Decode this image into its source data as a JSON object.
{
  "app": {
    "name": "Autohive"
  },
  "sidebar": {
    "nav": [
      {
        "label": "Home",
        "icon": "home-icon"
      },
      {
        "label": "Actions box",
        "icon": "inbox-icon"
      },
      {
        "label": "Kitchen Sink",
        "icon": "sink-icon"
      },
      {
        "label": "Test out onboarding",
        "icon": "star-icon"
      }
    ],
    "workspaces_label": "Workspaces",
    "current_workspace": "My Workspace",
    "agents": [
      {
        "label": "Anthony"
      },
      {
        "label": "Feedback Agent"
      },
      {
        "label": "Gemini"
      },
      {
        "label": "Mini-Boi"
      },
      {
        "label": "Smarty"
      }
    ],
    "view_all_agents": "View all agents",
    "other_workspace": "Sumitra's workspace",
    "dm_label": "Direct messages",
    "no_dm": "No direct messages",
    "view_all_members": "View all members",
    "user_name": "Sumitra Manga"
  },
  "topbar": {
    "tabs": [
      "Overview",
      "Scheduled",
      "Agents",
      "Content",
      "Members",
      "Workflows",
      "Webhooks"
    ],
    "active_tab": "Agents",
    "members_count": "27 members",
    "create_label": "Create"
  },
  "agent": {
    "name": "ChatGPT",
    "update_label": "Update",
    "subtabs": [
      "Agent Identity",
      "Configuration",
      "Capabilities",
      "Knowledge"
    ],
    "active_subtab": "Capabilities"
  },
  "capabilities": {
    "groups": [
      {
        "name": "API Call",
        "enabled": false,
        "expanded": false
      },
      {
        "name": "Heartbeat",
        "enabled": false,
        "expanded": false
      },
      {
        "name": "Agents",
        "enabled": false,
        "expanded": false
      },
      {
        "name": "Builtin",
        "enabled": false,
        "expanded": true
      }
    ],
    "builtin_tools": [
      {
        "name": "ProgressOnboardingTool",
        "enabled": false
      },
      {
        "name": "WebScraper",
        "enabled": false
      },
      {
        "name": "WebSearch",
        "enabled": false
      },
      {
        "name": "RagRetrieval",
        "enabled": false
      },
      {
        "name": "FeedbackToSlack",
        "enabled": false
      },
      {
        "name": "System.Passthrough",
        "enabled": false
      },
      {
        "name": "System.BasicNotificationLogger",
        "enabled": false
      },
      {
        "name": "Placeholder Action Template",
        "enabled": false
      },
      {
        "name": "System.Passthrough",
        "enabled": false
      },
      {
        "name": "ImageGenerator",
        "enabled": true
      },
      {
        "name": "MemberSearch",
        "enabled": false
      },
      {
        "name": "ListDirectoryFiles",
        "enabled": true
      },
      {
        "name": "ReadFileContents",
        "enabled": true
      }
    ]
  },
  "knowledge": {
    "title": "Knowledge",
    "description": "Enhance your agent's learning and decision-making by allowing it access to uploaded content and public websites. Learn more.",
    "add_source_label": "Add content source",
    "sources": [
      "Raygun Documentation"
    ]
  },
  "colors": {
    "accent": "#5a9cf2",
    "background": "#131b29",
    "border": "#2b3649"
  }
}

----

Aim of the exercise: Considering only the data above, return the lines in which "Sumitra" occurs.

Task output:
    "other_workspace": "Sumitra's workspace",
    "user_name": "Sumitra Manga"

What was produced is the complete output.